A SECOND World War veteran who was honoured for his role as a Wellington bomber rear gunner has died.
Jack Dennison of Normanton received a Distinguished Flying Medal (DFM) for carrying out night reconnaissance flights for the RAF across France and Germany.
His squadron took photographs from a Wellington Mark III aircraft and Sgt Dennison’s role was to spot any enemy within two seconds and shoot them down first.
The average life span for a rear gunner was only three weeks, but the grandfather-of-two went on to complete 30 missions and live until he was 89.

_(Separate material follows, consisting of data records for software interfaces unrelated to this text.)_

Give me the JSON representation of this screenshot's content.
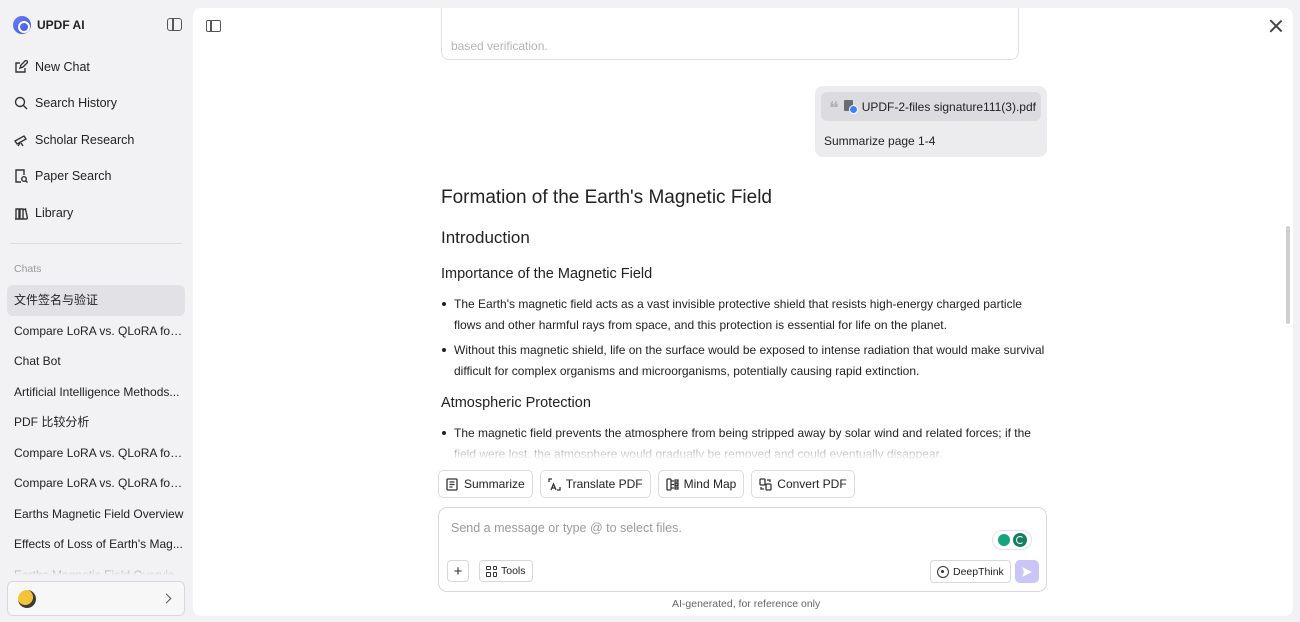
{
  "app": {
    "name": "UPDF AI"
  },
  "sidebar": {
    "nav": [
      {
        "label": "New Chat",
        "icon": "edit-icon"
      },
      {
        "label": "Search History",
        "icon": "search-icon"
      },
      {
        "label": "Scholar Research",
        "icon": "telescope-icon"
      },
      {
        "label": "Paper Search",
        "icon": "document-search-icon"
      },
      {
        "label": "Library",
        "icon": "library-icon"
      }
    ],
    "chats_label": "Chats",
    "chats": [
      "文件签名与验证",
      "Compare LoRA vs. QLoRA for ...",
      "Chat Bot",
      "Artificial Intelligence Methods...",
      "PDF 比较分析",
      "Compare LoRA vs. QLoRA for ...",
      "Compare LoRA vs. QLoRA for ...",
      "Earths Magnetic Field Overview",
      "Effects of Loss of Earth's Mag...",
      "Earths Magnetic Field Overvie..."
    ]
  },
  "conversation": {
    "previous_input_text": "based verification.",
    "user_message": {
      "file_name": "UPDF-2-files signature111(3).pdf",
      "text": "Summarize page 1-4"
    },
    "answer": {
      "title": "Formation of the Earth's Magnetic Field",
      "intro": "Introduction",
      "sections": [
        {
          "heading": "Importance of the Magnetic Field",
          "bullets": [
            "The Earth's magnetic field acts as a vast invisible protective shield that resists high-energy charged particle flows and other harmful rays from space, and this protection is essential for life on the planet.",
            "Without this magnetic shield, life on the surface would be exposed to intense radiation that would make survival difficult for complex organisms and microorganisms, potentially causing rapid extinction."
          ]
        },
        {
          "heading": "Atmospheric Protection",
          "bullets": [
            "The magnetic field prevents the atmosphere from being stripped away by solar wind and related forces; if the field were lost, the atmosphere would gradually be removed and could eventually disappear."
          ]
        }
      ]
    }
  },
  "quick_actions": [
    "Summarize",
    "Translate PDF",
    "Mind Map",
    "Convert PDF"
  ],
  "composer": {
    "placeholder": "Send a message or type @ to select files.",
    "tools_label": "Tools",
    "deepthink_label": "DeepThink",
    "plus_label": "+"
  },
  "disclaimer": "AI-generated, for reference only",
  "colors": {
    "send_button": "#c9c6f7",
    "active_chat": "#e2e2e6"
  }
}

He dedicated years to the Poppy Appeal and was a former president of the Normanton, Altofts and Whitwood branch of the Royal British Legion (RBL), which will hold a military funeral for him next week.

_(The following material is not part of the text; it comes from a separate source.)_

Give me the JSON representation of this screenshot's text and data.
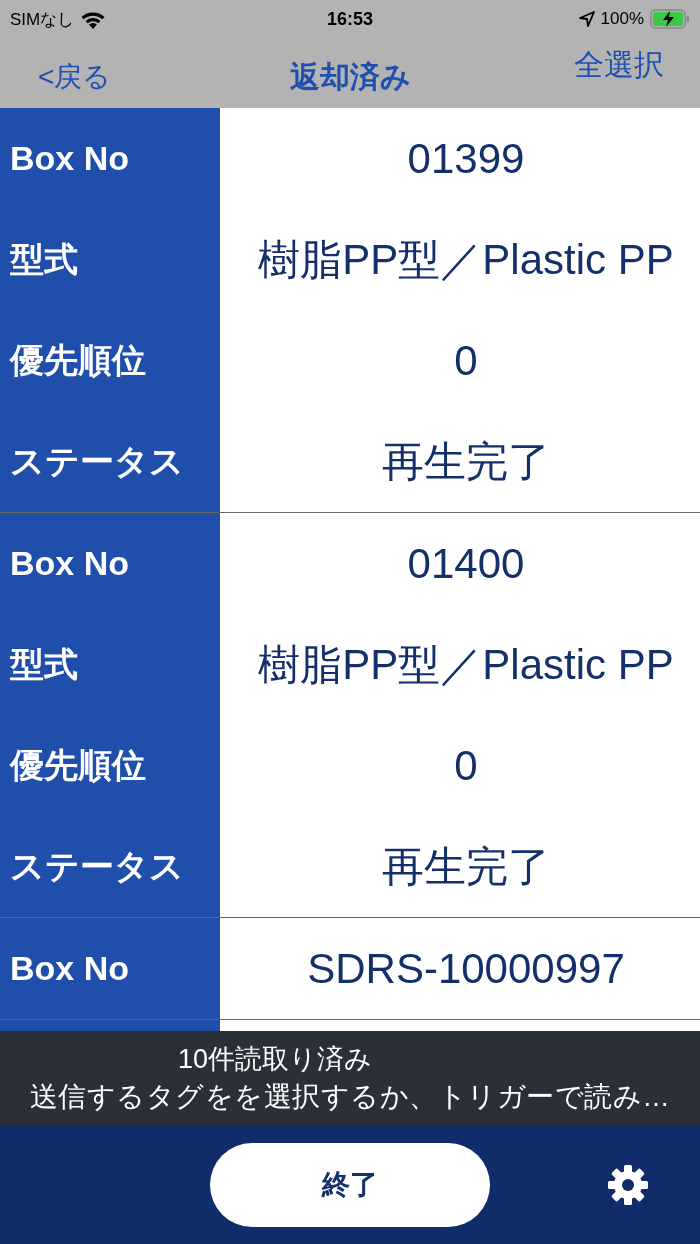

His daughter Sue Eames of Altofts said: “He never talked about the war, but it was obvious that it had a great affect on him.
“He was a very proud man and the RBL meant so much to him. I remember our house being full of poppies.”
Although Mr Dennison remained modest about his war contribution, his actions were captured in memoirs written by fellow 69 Squadron navigator Flt Sgt Stan Phillips.
Flt Sgt Phillips wrote: “His alertness, his eyesight, his steady nerves - was to be our two seconds separating here from eternity.”
Mr Dennison grew up on Snydale Road, Normanton, and lived with his late wife Ann on Castleford Road before moving around the country to get the best care possible for their late son Alan, who had cerebral palsy.
They returned to Snydale Road in 1967, where they lived for nearly 40 years. Mr Dennison later lived in Ripley Court, then The Chestnuts nursing home, where he died on Saturday, June 30.
He worked as a groundsman at Normanton Secondary Modern School, which is now Freeston Academy, and was head gardener in Haw Hill Park.
On Tuesday a funeral procession will leave The Chestnuts on Church Road, Altofts, at 11.30am, ahead of a service at Pontefract Crematorium at noon, where RBL members will form a guard of honour.